    Xerox PARC also invented the rolling-ball mouse.
    With help from http://www.computerworld.com/
  • Bill Gates and Paul Allen invent the Traf-O-Data

    Bill Gates and Paul Allen invent the Traf-O-Data
    When Bill Gates was a teen, his friend Paul Allen and he invented the Traf-O-Data, which was a traffic measurement system.
    With help from http://classroom.synonym.com/things-bill-gates-invented-6932.html
  • Vint Cerf and Robert E. Kahn invent the Internet

    In 1973, Vint Cerf and Robert Kahn invented a connection between computers.
    Two computers were set up and one computer typed the letter ‘L’. By phone they asked the other side, “did you see the L?” The answer was yes. This was tried again with the letter ‘O’. It worked again. Unfortunately, when the letter ‘G’ was typed, the system crashed, but it was a breakthrough.
    This is what resulted as what we know as the Internet.
    With help from http://www.todayifoundout.com/index.php/2014/09/history-int
  • Xerox PARC invents the GUI we know today

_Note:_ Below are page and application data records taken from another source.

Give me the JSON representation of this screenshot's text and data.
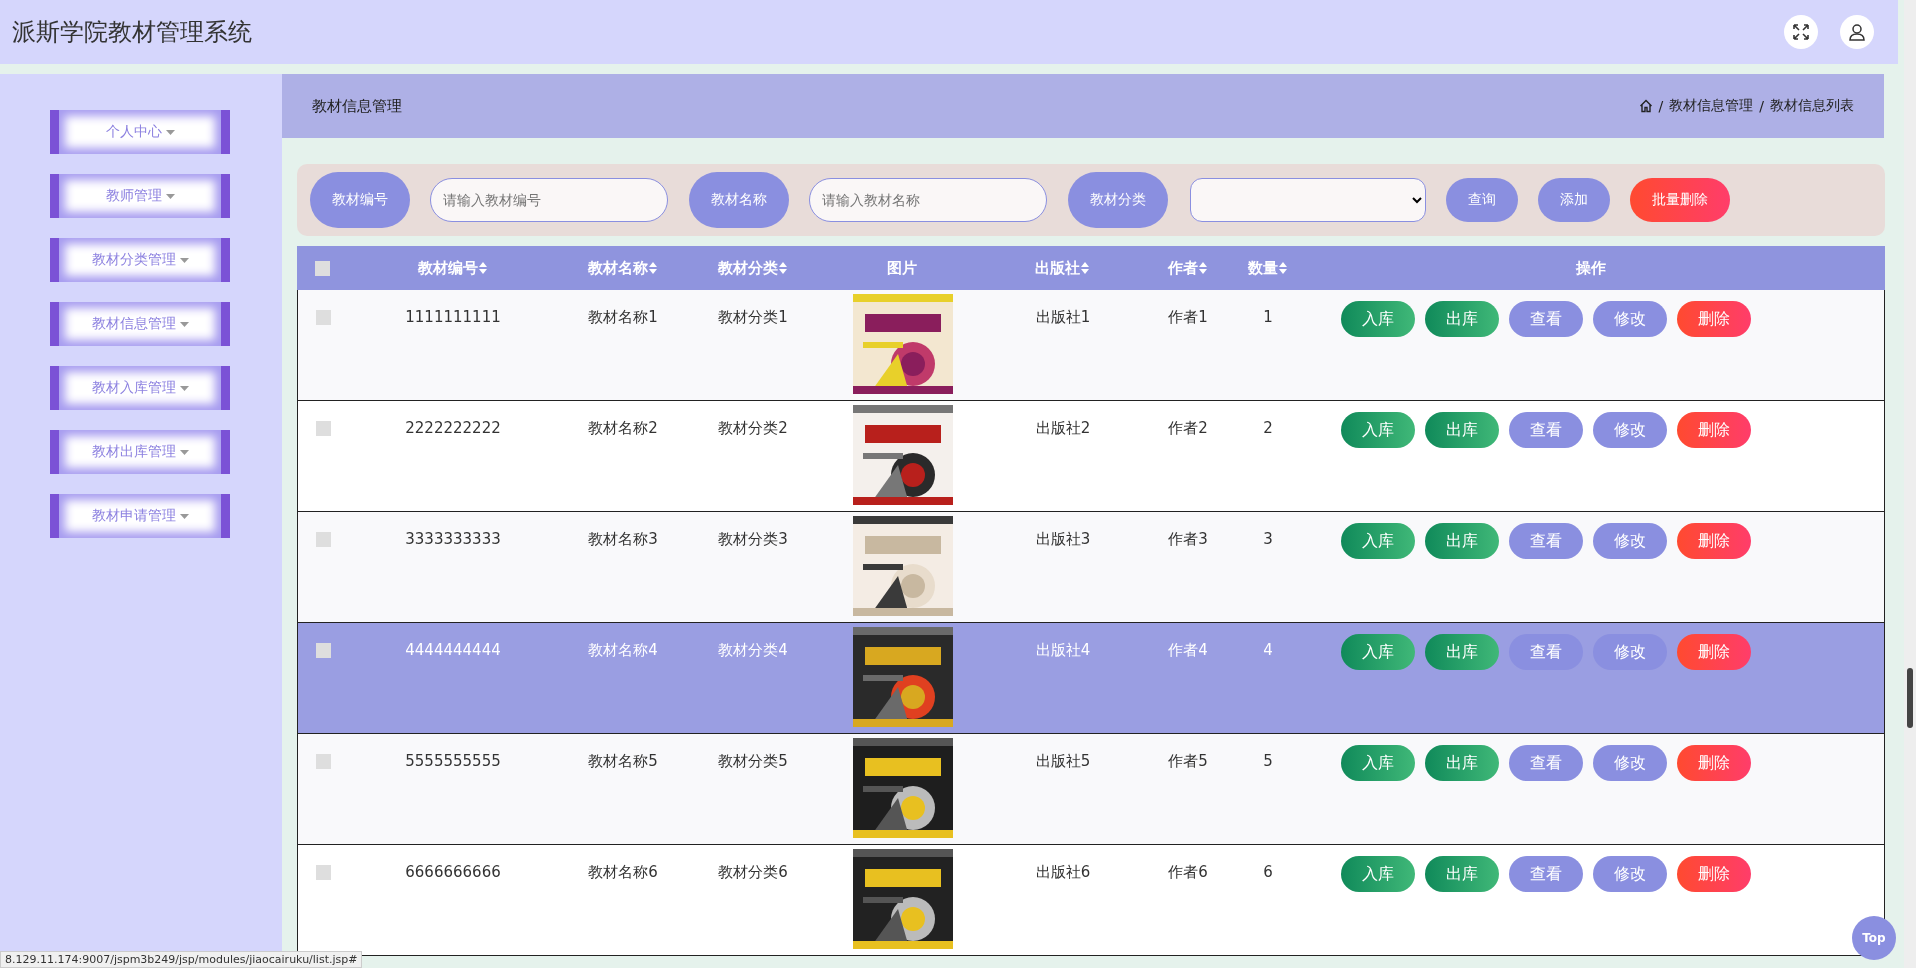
{
  "header": {
    "title": "派斯学院教材管理系统"
  },
  "sidebar": {
    "items": [
      {
        "label": "个人中心",
        "has_submenu": true
      },
      {
        "label": "教师管理",
        "has_submenu": true
      },
      {
        "label": "教材分类管理",
        "has_submenu": true
      },
      {
        "label": "教材信息管理",
        "has_submenu": true
      },
      {
        "label": "教材入库管理",
        "has_submenu": true
      },
      {
        "label": "教材出库管理",
        "has_submenu": true
      },
      {
        "label": "教材申请管理",
        "has_submenu": true
      }
    ]
  },
  "page_header": {
    "title": "教材信息管理",
    "breadcrumb": [
      {
        "separator": "/",
        "label": "教材信息管理"
      },
      {
        "separator": "/",
        "label": "教材信息列表"
      }
    ]
  },
  "search": {
    "fields": [
      {
        "label": "教材编号",
        "placeholder": "请输入教材编号",
        "kind": "input"
      },
      {
        "label": "教材名称",
        "placeholder": "请输入教材名称",
        "kind": "input"
      },
      {
        "label": "教材分类",
        "kind": "select"
      }
    ],
    "buttons": [
      {
        "label": "查询",
        "kind": "primary"
      },
      {
        "label": "添加",
        "kind": "primary"
      },
      {
        "label": "批量删除",
        "kind": "danger"
      }
    ]
  },
  "table": {
    "select_all": {
      "checked": false
    },
    "columns": [
      {
        "label": "教材编号",
        "sortable": true
      },
      {
        "label": "教材名称",
        "sortable": true
      },
      {
        "label": "教材分类",
        "sortable": true
      },
      {
        "label": "图片",
        "sortable": false
      },
      {
        "label": "出版社",
        "sortable": true
      },
      {
        "label": "作者",
        "sortable": true
      },
      {
        "label": "数量",
        "sortable": true
      },
      {
        "label": "操作",
        "sortable": false
      }
    ],
    "rows": [
      {
        "id": "1111111111",
        "name": "教材名称1",
        "category": "教材分类1",
        "picture": {
          "kind": "picture"
        },
        "publisher": "出版社1",
        "author": "作者1",
        "quantity": "1",
        "checked": false,
        "highlighted": false,
        "actions": [
          {
            "label": "入库",
            "kind": "success"
          },
          {
            "label": "出库",
            "kind": "success"
          },
          {
            "label": "查看",
            "kind": "primary"
          },
          {
            "label": "修改",
            "kind": "primary"
          },
          {
            "label": "删除",
            "kind": "danger"
          }
        ]
      },
      {
        "id": "2222222222",
        "name": "教材名称2",
        "category": "教材分类2",
        "picture": {
          "kind": "picture"
        },
        "publisher": "出版社2",
        "author": "作者2",
        "quantity": "2",
        "checked": false,
        "highlighted": false,
        "actions": [
          {
            "label": "入库",
            "kind": "success"
          },
          {
            "label": "出库",
            "kind": "success"
          },
          {
            "label": "查看",
            "kind": "primary"
          },
          {
            "label": "修改",
            "kind": "primary"
          },
          {
            "label": "删除",
            "kind": "danger"
          }
        ]
      },
      {
        "id": "3333333333",
        "name": "教材名称3",
        "category": "教材分类3",
        "picture": {
          "kind": "picture"
        },
        "publisher": "出版社3",
        "author": "作者3",
        "quantity": "3",
        "checked": false,
        "highlighted": false,
        "actions": [
          {
            "label": "入库",
            "kind": "success"
          },
          {
            "label": "出库",
            "kind": "success"
          },
          {
            "label": "查看",
            "kind": "primary"
          },
          {
            "label": "修改",
            "kind": "primary"
          },
          {
            "label": "删除",
            "kind": "danger"
          }
        ]
      },
      {
        "id": "4444444444",
        "name": "教材名称4",
        "category": "教材分类4",
        "picture": {
          "kind": "picture"
        },
        "publisher": "出版社4",
        "author": "作者4",
        "quantity": "4",
        "checked": false,
        "highlighted": true,
        "actions": [
          {
            "label": "入库",
            "kind": "success"
          },
          {
            "label": "出库",
            "kind": "success"
          },
          {
            "label": "查看",
            "kind": "primary"
          },
          {
            "label": "修改",
            "kind": "primary"
          },
          {
            "label": "删除",
            "kind": "danger"
          }
        ]
      },
      {
        "id": "5555555555",
        "name": "教材名称5",
        "category": "教材分类5",
        "picture": {
          "kind": "picture"
        },
        "publisher": "出版社5",
        "author": "作者5",
        "quantity": "5",
        "checked": false,
        "highlighted": false,
        "actions": [
          {
            "label": "入库",
            "kind": "success"
          },
          {
            "label": "出库",
            "kind": "success"
          },
          {
            "label": "查看",
            "kind": "primary"
          },
          {
            "label": "修改",
            "kind": "primary"
          },
          {
            "label": "删除",
            "kind": "danger"
          }
        ]
      },
      {
        "id": "6666666666",
        "name": "教材名称6",
        "category": "教材分类6",
        "picture": {
          "kind": "picture"
        },
        "publisher": "出版社6",
        "author": "作者6",
        "quantity": "6",
        "checked": false,
        "highlighted": false,
        "actions": [
          {
            "label": "入库",
            "kind": "success"
          },
          {
            "label": "出库",
            "kind": "success"
          },
          {
            "label": "查看",
            "kind": "primary"
          },
          {
            "label": "修改",
            "kind": "primary"
          },
          {
            "label": "删除",
            "kind": "danger"
          }
        ]
      }
    ]
  },
  "back_to_top": {
    "label": "Top"
  },
  "status_bar": {
    "url": "8.129.11.174:9007/jspm3b249/jsp/modules/jiaocairuku/list.jsp#"
  }
}
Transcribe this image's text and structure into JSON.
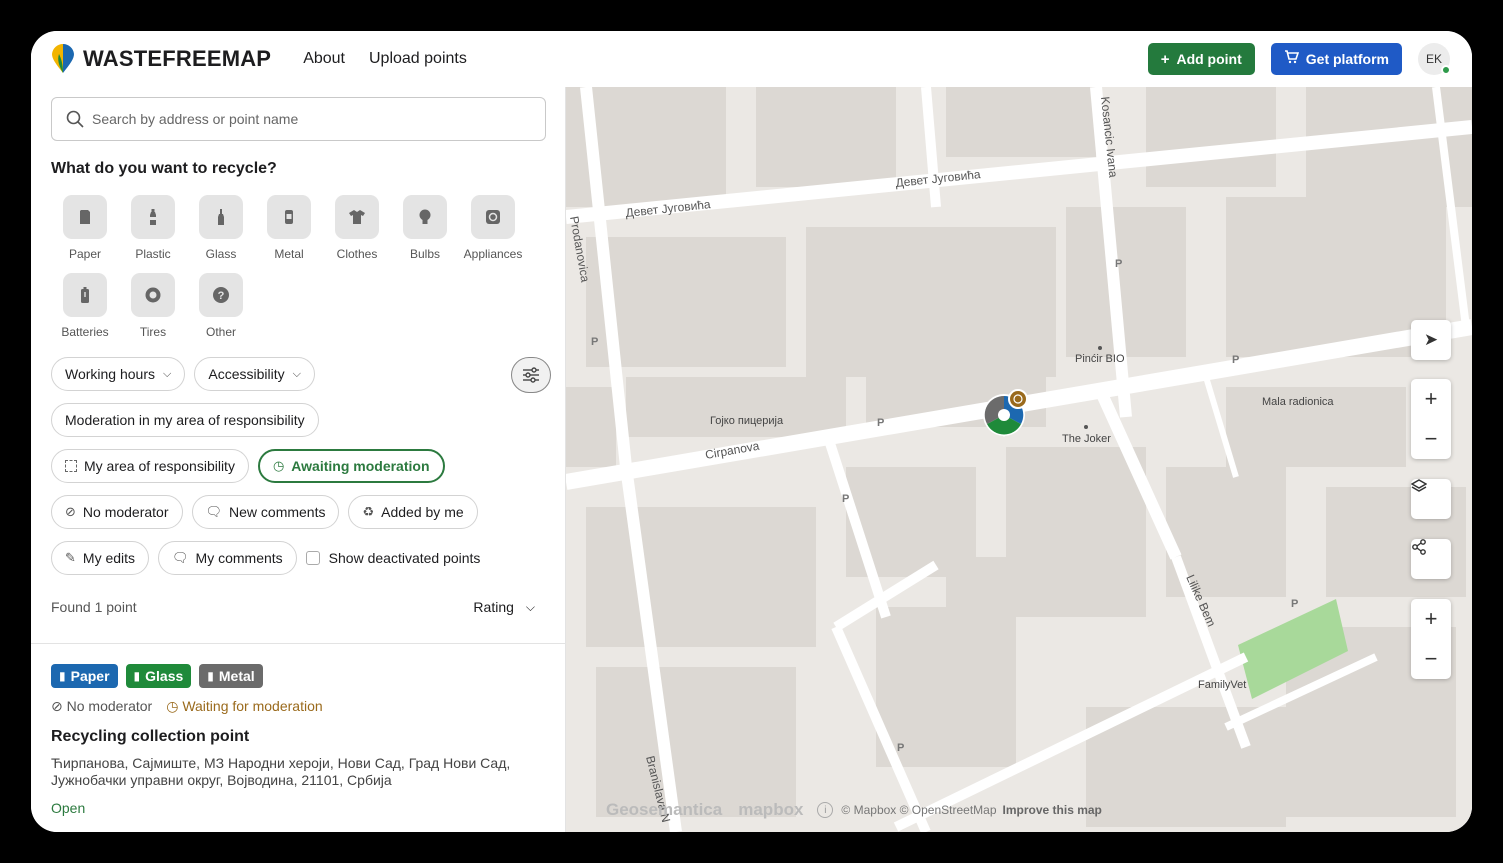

    Xerox PARC invents the GUI we know today
    Xerox PARC invents cut-and-paste, icons, pop-up menus, and overlapping menus.
  • Bill Gates and Paul Allen buy DOS

    Bill Gates and Paul Allen buy DOS
    In 1981, Microsoft bought the DOS (Disk Operating System), and used it to improve – (not invent) – interactive OS. They soon changed the name to MS-DOS (Microsoft DOS).
    With help from https://en.wikipedia.org/wiki/Microsoft#History
  • Steve Jobs, Steve Wozniak, and Ronald Wayne establish Apple Inc.

    Steve Jobs, Steve Wozniak, and Ronald Wayne establish Apple Inc.
    Apple Incorporated was first established to sell the Apple I personal computer kit. These computers were actually designed and hand built by Steve Wozniak, and not Steve Jobs. It was sold as a motherboard with CPU and RAM, and not as a fully pre-assembled kit. It was priced at $666.66 then; $2,763 in 2015 US dollars. In 1985, John Sculley (president of Pepsi and CEO of Apple at the time, founder of Misfit Wearables and Obi Mobiles) fired Steve Jobs from his own company. Steve then founded NeXT,
  • Robert Cailliau and Tim Berners-Lee invent the World Wide Web

    Robert Cailliau and Tim Berners-Lee invent the World Wide Web
    In March 1989, Robert Cailliau and Tim Berners-Lee invented the World Wide Web and made communication between a Hypertext Transfer Protocol (HTTP) client and a server via the Internet.
    With help from https://en.wikipedia.org/wiki/Tim_Berners-Lee
  • Google is invented

    Google is invented
    In 1998, Larry Page co-founded Google with Sergey Brin. Eric E. Schmidt joined Google in 2001, and he has also helped with the development of Google.
    Google is largely a very popular search engine. They have also released many applications, such as Google Maps and Google Translate. Google’s Android is an OS for watches, phones, and car audio-visual features. The next CEO of Google will be Sundar Pichai.
    With help from http://www.google.com/about/company/facts/management/
  • Richard Stallman decides he wants some free software for everyone

    Richard Stallman decides he wants some free software for everyone
    Richard Stallman is a free software activist who promotes software to be distributed in a way that its users are able to ‘use, study, distribute and modify that software’.
    With help from https://en.wikipedia.org/wiki/Richard_Stallman